And then, of course, since I had unprecedentedly thrown away a book, my future husband just had to read it! He devoured the first one and went on the read the next two. This, of course, made me curious as to what was so intriguing that he, a reluctant reader, would plow through it so heartily. I reevaluated my snobbery and finished them.
SO! Getting back to the topic at hand, I was furious for several reasons:
First, I resent the fact that she makes the assumption that all women lurve smut to such a degree that they would sit through something so horribly intolerable (in the mind of said stereotypical woman) just to get some. I may be the exception to the rule, I don’t claim that I know the mind of all women, but I can’t be the only one that’s not a fan.
Secondly, while she doesn’t come out and say it, she implies that all the women she knows would prefer regular fiction over fantasy. However, I doubt that she knows the reading habits of every single woman she’s ever met. It’s more than likely that somewhere hidden amongst all of the women she’s met, there are a few that read fantasy.
Thirdly, BOY FICTION?! The very connotation of such a term is… GAH!! I have no words! There’s just a throbbing, red blotch in the center of my vision at the thought! I would expect someone who writes for The New York Times to have a bit more professionalism. Hooray for sexism from within my own sex…

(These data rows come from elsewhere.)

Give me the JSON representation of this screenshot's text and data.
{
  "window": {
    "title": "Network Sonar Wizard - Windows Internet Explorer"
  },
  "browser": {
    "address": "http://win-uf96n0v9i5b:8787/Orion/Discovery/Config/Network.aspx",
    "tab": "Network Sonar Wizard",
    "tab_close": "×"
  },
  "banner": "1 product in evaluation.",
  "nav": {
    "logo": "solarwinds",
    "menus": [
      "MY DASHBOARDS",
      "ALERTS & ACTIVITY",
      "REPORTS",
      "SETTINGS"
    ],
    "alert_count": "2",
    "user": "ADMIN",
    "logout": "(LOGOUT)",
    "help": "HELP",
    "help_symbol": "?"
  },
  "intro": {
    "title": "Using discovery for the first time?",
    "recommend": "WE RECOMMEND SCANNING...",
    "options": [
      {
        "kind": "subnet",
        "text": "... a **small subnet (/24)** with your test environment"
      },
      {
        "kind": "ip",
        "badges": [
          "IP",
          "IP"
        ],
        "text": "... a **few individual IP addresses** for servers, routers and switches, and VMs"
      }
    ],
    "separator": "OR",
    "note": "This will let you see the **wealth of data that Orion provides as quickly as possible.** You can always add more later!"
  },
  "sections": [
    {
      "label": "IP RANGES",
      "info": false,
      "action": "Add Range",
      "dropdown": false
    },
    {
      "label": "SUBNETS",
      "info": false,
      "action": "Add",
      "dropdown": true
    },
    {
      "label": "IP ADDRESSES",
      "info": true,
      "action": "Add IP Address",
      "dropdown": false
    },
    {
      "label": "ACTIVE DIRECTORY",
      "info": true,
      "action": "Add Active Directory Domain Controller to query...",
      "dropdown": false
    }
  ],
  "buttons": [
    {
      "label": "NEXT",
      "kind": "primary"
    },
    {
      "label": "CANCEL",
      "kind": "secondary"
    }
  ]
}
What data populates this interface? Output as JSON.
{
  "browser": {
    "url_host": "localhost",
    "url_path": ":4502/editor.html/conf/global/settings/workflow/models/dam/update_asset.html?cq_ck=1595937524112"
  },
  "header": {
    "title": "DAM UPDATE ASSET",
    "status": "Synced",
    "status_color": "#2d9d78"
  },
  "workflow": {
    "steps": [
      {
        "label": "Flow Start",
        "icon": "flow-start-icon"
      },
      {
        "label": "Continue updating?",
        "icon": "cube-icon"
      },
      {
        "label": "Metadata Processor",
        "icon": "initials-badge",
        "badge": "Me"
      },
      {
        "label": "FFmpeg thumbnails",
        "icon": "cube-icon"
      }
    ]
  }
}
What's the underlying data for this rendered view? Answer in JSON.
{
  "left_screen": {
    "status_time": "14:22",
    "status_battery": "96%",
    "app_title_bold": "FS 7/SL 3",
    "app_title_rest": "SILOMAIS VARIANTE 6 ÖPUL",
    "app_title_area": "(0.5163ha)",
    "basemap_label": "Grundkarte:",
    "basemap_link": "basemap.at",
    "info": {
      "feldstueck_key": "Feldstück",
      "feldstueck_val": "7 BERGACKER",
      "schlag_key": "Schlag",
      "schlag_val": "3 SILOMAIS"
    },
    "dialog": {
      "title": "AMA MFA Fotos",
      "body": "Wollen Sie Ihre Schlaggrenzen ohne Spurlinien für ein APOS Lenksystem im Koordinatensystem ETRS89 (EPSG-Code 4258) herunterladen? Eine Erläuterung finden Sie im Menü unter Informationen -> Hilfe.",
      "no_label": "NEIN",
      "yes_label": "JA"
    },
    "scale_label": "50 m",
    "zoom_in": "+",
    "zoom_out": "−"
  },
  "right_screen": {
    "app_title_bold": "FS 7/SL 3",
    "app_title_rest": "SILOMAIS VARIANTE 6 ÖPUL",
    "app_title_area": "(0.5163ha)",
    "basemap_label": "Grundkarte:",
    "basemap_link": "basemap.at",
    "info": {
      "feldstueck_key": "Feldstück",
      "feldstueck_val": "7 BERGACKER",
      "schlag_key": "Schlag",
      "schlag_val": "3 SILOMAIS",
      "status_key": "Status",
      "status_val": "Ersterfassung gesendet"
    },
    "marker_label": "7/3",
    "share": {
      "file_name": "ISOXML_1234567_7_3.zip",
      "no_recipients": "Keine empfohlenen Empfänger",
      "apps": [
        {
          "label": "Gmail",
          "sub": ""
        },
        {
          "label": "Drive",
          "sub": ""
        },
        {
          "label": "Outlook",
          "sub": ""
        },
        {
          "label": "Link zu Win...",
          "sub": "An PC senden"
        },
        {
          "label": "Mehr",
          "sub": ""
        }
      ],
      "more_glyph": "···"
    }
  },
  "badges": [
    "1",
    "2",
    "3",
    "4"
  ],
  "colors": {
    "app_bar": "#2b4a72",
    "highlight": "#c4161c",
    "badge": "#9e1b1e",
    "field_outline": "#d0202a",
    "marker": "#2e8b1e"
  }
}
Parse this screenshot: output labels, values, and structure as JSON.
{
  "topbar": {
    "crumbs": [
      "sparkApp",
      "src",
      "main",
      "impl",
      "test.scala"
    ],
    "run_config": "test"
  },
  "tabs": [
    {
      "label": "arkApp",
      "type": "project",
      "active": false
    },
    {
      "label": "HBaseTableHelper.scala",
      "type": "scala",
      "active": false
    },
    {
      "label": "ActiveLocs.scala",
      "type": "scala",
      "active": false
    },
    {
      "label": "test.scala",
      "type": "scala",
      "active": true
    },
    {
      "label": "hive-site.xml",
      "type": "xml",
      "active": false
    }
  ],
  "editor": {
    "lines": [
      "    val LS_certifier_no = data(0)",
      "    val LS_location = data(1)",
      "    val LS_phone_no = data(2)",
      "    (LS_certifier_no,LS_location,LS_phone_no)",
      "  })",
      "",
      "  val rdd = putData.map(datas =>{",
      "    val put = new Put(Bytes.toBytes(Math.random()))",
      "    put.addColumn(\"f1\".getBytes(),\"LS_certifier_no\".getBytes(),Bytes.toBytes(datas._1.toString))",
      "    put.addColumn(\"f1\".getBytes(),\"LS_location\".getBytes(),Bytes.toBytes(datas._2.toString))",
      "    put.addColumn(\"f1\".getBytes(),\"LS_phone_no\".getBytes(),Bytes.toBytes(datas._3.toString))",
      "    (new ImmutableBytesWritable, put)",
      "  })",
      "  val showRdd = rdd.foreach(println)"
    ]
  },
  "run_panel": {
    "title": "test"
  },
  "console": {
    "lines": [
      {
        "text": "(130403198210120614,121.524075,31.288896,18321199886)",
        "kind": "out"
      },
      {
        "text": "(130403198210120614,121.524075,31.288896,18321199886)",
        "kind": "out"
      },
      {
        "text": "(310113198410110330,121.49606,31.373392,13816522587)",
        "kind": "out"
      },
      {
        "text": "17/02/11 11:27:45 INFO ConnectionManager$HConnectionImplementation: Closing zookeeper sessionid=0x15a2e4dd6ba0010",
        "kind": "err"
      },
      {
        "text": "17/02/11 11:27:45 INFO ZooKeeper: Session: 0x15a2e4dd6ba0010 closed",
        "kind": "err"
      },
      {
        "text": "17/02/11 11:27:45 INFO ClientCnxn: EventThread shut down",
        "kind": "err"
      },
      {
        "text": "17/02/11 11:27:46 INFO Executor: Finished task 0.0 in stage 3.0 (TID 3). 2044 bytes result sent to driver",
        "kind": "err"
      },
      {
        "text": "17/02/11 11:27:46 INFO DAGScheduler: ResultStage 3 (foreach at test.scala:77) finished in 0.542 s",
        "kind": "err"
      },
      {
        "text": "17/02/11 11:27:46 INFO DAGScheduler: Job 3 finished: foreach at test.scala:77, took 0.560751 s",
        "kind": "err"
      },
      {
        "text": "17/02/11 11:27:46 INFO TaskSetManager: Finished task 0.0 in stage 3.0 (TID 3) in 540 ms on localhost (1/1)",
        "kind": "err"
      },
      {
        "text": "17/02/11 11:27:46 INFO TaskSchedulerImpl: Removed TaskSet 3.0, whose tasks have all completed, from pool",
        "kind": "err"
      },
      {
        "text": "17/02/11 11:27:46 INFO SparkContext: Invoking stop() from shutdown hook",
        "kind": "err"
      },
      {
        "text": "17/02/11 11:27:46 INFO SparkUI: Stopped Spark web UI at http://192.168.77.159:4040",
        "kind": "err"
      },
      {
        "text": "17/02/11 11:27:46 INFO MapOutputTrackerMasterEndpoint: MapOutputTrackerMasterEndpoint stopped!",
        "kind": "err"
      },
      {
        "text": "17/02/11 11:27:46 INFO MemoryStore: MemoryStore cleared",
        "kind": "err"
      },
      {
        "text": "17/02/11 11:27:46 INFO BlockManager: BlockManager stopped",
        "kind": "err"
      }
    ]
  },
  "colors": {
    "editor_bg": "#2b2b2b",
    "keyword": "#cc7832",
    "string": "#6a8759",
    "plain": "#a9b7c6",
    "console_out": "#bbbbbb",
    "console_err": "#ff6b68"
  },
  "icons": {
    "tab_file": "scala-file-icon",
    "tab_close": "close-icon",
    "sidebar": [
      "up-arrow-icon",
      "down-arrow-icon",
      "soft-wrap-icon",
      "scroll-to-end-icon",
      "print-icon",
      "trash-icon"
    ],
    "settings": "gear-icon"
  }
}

She did, of course, publish a response piece to all the criticism that was blasted her way, but she doesn’t do anything more than make excuses for herself. Now, don’t get me wrong. I don’t agree with the extremities that people go to when they disagree with someone. Threatening someone or their family/friends/pets/etc, name-calling and personal attacks are all out-of-bounds when discussing opinion people. I mean, come on! Don’t give the woman more ammunition against nerd-kind. You’re not doing anyone any favors by acting that way.
And this is where I was planning to go on to talk about Portal 2 and the new season of Doctor Who, but I think I’ve gone on enough. Thanks for reading! :)